(App and web page records)
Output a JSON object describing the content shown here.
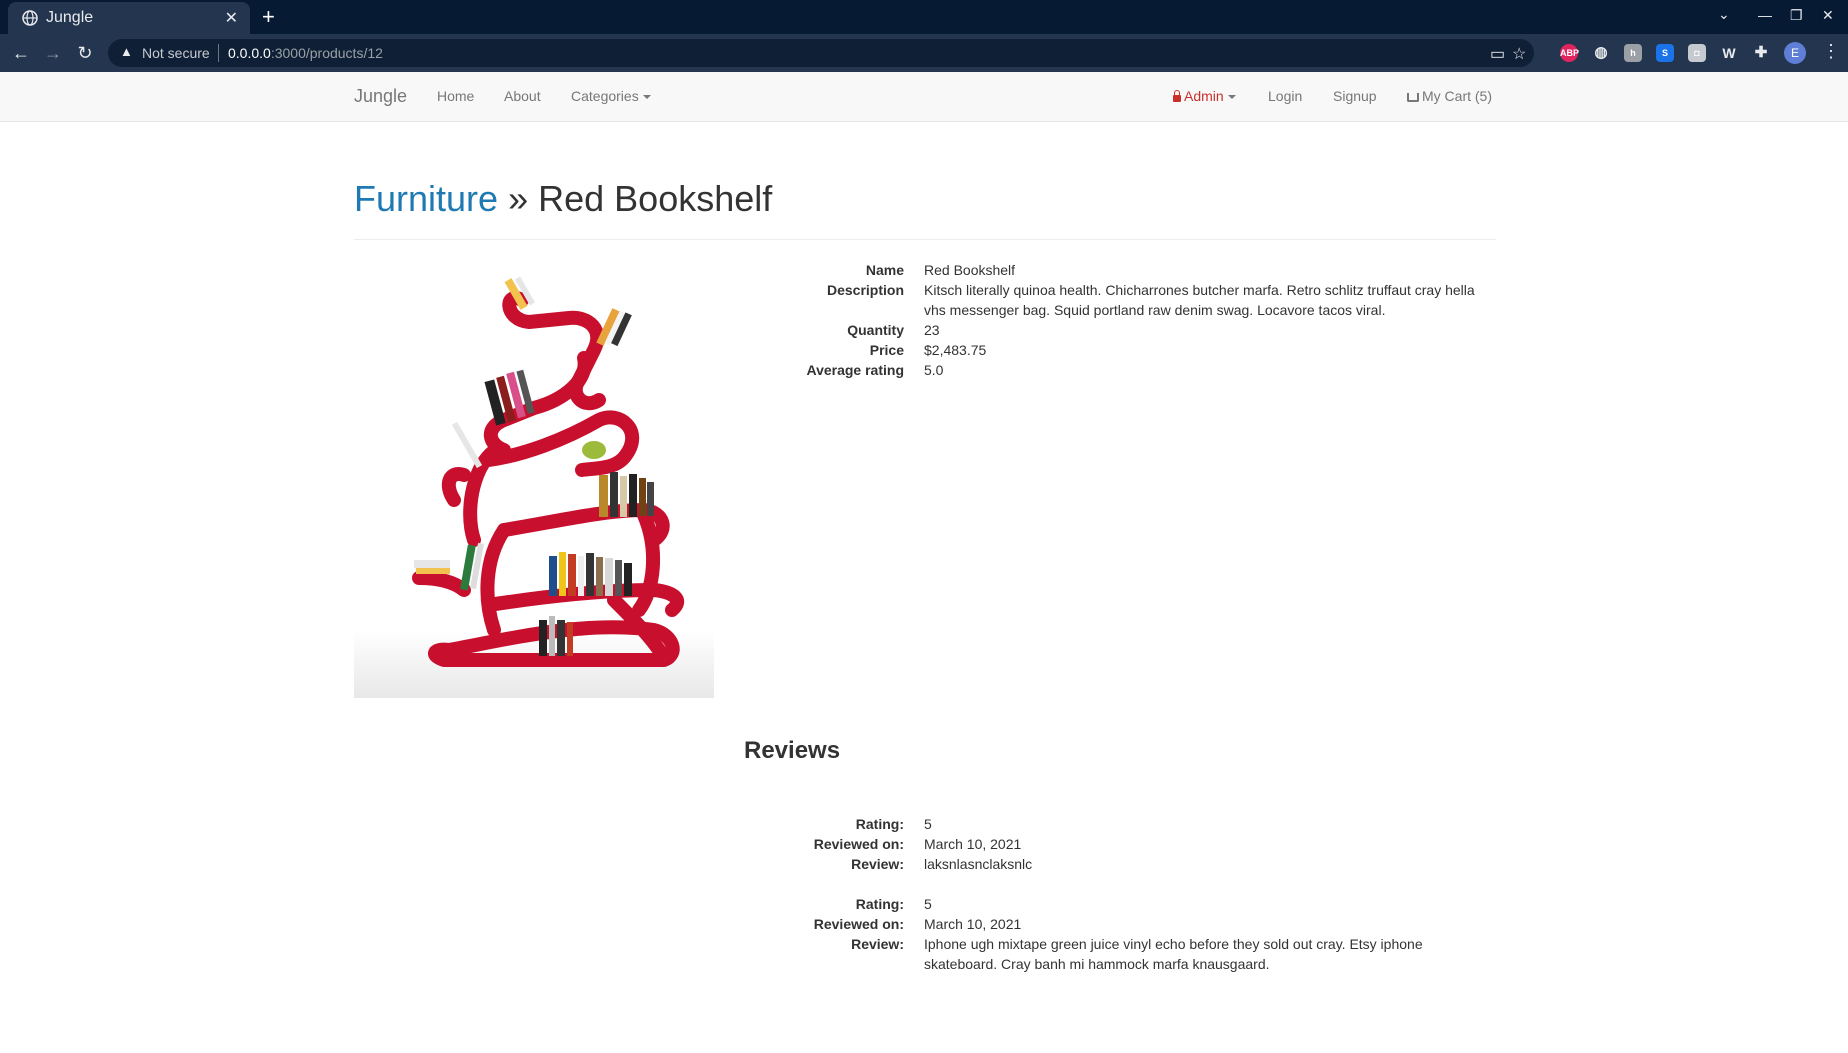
{
  "browser": {
    "tab_title": "Jungle",
    "not_secure": "Not secure",
    "url_host": "0.0.0.0",
    "url_path": ":3000/products/12",
    "profile_initial": "E"
  },
  "navbar": {
    "brand": "Jungle",
    "home": "Home",
    "about": "About",
    "categories": "Categories",
    "admin": "Admin",
    "login": "Login",
    "signup": "Signup",
    "cart": "My Cart (5)"
  },
  "product": {
    "category": "Furniture",
    "separator": "»",
    "title": "Red Bookshelf",
    "details": [
      {
        "label": "Name",
        "value": "Red Bookshelf"
      },
      {
        "label": "Description",
        "value": "Kitsch literally quinoa health. Chicharrones butcher marfa. Retro schlitz truffaut cray hella vhs messenger bag. Squid portland raw denim swag. Locavore tacos viral."
      },
      {
        "label": "Quantity",
        "value": "23"
      },
      {
        "label": "Price",
        "value": "$2,483.75"
      },
      {
        "label": "Average rating",
        "value": "5.0"
      }
    ]
  },
  "reviews": {
    "title": "Reviews",
    "labels": {
      "rating": "Rating:",
      "reviewed_on": "Reviewed on:",
      "review": "Review:"
    },
    "items": [
      {
        "rating": "5",
        "date": "March 10, 2021",
        "text": "laksnlasnclaksnlc"
      },
      {
        "rating": "5",
        "date": "March 10, 2021",
        "text": "Iphone ugh mixtape green juice vinyl echo before they sold out cray. Etsy iphone skateboard. Cray banh mi hammock marfa knausgaard."
      }
    ]
  },
  "colors": {
    "brand_link": "#1f7ab3",
    "admin": "#c9302c",
    "shelf": "#c8102e"
  }
}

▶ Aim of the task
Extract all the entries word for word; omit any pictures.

▶ Written answer
Output a JSON object describing the content shown here.
{
  "browser": {
    "tab_title": "Jungle",
    "not_secure": "Not secure",
    "url_host": "0.0.0.0",
    "url_path": ":3000/products/12",
    "profile_initial": "E"
  },
  "navbar": {
    "brand": "Jungle",
    "home": "Home",
    "about": "About",
    "categories": "Categories",
    "admin": "Admin",
    "login": "Login",
    "signup": "Signup",
    "cart": "My Cart (5)"
  },
  "product": {
    "category": "Furniture",
    "separator": "»",
    "title": "Red Bookshelf",
    "details": [
      {
        "label": "Name",
        "value": "Red Bookshelf"
      },
      {
        "label": "Description",
        "value": "Kitsch literally quinoa health. Chicharrones butcher marfa. Retro schlitz truffaut cray hella vhs messenger bag. Squid portland raw denim swag. Locavore tacos viral."
      },
      {
        "label": "Quantity",
        "value": "23"
      },
      {
        "label": "Price",
        "value": "$2,483.75"
      },
      {
        "label": "Average rating",
        "value": "5.0"
      }
    ]
  },
  "reviews": {
    "title": "Reviews",
    "labels": {
      "rating": "Rating:",
      "reviewed_on": "Reviewed on:",
      "review": "Review:"
    },
    "items": [
      {
        "rating": "5",
        "date": "March 10, 2021",
        "text": "laksnlasnclaksnlc"
      },
      {
        "rating": "5",
        "date": "March 10, 2021",
        "text": "Iphone ugh mixtape green juice vinyl echo before they sold out cray. Etsy iphone skateboard. Cray banh mi hammock marfa knausgaard."
      }
    ]
  },
  "colors": {
    "brand_link": "#1f7ab3",
    "admin": "#c9302c",
    "shelf": "#c8102e"
  }
}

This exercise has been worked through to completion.